  50. 50. February 5, 2015 50 Here is a scene from battalion without fog. The monster sees a very sharp edge to the world Here is the same scene with fog. The monster sees a much softer horizon as objects further away tend towards the black color of the sky Fog
  51. 51. February 5, 2015 51 Along a particular ray from some object to your eye, fog particles suspended in the air "scatter" some of the light that would otherwise reach your eye. Pollutants, smoke, and other airborne particles can also absorb light, rather than scattering the light, thereby reducing the intensity of the light that reaches your eye. Uniform Fog
  52. 52. February 5, 2015 52 If light travels a unit of distance along some ray through a uniformly foggy atmosphere Cleave = Center - Creduction + Cincrease where: Cleave is the color intensity of the light leaving a unit segment along a ray, Center is the color intensity of the light entering a unit segment along a ray, Creduction is the color intensity of all the light absorbed or scattered away along the unit segment, and Cincrease is the color intensity of additional light redirected by the fog in the direction of the ray along the unit segment. Uniform Fog
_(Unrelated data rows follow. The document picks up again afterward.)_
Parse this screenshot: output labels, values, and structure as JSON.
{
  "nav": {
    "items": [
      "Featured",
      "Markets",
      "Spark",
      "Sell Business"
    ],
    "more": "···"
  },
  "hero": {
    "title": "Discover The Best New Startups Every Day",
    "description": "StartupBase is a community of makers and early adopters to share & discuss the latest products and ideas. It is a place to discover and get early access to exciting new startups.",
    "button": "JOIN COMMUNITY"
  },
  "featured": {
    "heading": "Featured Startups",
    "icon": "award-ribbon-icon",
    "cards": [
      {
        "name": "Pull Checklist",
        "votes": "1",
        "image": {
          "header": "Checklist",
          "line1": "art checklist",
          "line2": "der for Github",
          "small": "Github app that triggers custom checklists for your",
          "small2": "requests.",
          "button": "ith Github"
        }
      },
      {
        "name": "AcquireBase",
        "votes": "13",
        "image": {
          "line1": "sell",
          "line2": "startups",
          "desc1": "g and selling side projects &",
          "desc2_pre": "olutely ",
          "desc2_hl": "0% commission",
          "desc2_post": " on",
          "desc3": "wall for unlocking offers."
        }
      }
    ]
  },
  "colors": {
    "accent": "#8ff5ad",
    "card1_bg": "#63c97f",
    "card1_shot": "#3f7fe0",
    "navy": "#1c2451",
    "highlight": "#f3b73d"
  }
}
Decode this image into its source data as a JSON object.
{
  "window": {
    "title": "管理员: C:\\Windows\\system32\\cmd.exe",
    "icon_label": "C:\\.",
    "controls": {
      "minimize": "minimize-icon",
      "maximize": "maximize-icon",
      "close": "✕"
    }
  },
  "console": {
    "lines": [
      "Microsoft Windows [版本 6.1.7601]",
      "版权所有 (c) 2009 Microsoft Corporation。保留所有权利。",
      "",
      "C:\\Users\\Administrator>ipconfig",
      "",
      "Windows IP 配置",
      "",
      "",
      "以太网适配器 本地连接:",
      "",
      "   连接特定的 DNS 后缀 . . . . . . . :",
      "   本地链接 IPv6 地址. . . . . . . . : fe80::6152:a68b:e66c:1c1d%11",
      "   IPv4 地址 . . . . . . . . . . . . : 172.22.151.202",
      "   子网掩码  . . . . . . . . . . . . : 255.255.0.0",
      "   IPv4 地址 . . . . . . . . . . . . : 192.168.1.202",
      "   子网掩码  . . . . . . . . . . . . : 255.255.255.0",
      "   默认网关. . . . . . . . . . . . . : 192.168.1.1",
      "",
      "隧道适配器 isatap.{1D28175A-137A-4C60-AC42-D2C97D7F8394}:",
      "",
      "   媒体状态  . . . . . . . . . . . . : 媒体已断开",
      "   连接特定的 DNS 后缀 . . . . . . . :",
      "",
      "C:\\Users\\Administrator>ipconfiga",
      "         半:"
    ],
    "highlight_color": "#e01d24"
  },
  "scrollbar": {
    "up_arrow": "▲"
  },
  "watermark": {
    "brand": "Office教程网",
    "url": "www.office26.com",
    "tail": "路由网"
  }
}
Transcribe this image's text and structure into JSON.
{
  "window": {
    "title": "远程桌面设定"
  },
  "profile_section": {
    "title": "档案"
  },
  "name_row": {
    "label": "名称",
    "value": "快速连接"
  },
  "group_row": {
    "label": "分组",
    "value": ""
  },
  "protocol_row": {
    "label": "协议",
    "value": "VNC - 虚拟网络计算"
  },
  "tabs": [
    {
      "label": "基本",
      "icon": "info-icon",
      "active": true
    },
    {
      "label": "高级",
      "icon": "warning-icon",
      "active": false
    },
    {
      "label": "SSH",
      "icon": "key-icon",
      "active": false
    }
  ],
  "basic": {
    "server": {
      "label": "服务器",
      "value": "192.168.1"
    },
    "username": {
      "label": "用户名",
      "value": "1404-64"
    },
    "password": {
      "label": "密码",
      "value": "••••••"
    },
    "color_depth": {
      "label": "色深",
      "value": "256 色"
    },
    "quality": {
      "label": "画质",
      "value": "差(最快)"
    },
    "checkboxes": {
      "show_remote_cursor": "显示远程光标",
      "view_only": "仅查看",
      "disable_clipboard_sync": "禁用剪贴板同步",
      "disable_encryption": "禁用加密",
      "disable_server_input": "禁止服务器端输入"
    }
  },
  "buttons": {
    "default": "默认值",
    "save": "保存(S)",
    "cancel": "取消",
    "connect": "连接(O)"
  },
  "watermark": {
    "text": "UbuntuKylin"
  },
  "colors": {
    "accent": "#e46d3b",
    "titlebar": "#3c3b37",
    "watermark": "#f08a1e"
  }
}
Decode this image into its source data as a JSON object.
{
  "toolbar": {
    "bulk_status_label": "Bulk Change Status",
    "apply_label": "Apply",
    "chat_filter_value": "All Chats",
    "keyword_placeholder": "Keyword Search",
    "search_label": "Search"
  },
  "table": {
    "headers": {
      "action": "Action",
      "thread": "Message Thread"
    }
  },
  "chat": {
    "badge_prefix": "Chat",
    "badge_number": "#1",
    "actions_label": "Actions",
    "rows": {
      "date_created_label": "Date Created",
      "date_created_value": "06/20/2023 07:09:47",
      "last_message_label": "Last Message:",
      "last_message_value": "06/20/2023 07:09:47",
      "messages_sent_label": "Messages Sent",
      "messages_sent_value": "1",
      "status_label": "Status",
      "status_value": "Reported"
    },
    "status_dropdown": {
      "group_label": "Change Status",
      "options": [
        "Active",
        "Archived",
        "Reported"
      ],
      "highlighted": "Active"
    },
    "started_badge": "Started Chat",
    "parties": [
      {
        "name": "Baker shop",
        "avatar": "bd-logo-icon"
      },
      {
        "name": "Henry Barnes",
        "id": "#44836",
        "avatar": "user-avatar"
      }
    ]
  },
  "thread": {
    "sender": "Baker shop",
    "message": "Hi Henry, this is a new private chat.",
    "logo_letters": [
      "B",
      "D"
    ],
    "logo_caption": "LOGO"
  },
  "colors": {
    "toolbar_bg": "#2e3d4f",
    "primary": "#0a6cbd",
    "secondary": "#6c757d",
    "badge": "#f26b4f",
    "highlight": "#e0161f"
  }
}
  53. 53. February 5, 2015 53 The intensity of light absorbed or scattered away cannot be greater than the intensity of incoming light. Assuming a uniform fog density, there must be a fixed ratio between the color of incoming light and the color of light scattered away. So we have: where: h is a constant scale factor dependent on the fog density. Uniform Fog
  54. 54. February 5, 2015 54 Assuming a uniform fog color, the color of additional light scattered by the fog in the direction of the ray is: Cincrease = h x Cfog where: Cfog is the constant fog color. Now you can express the color of the light leaving the fogged unit distance in terms of the color of the entering light, a constant percentage of light scattering and extinction, and a constant fog color. This relationship is: Cleave = (1 - h) x Center + h x Cfog Uniform Fog
  55. 55. February 5, 2015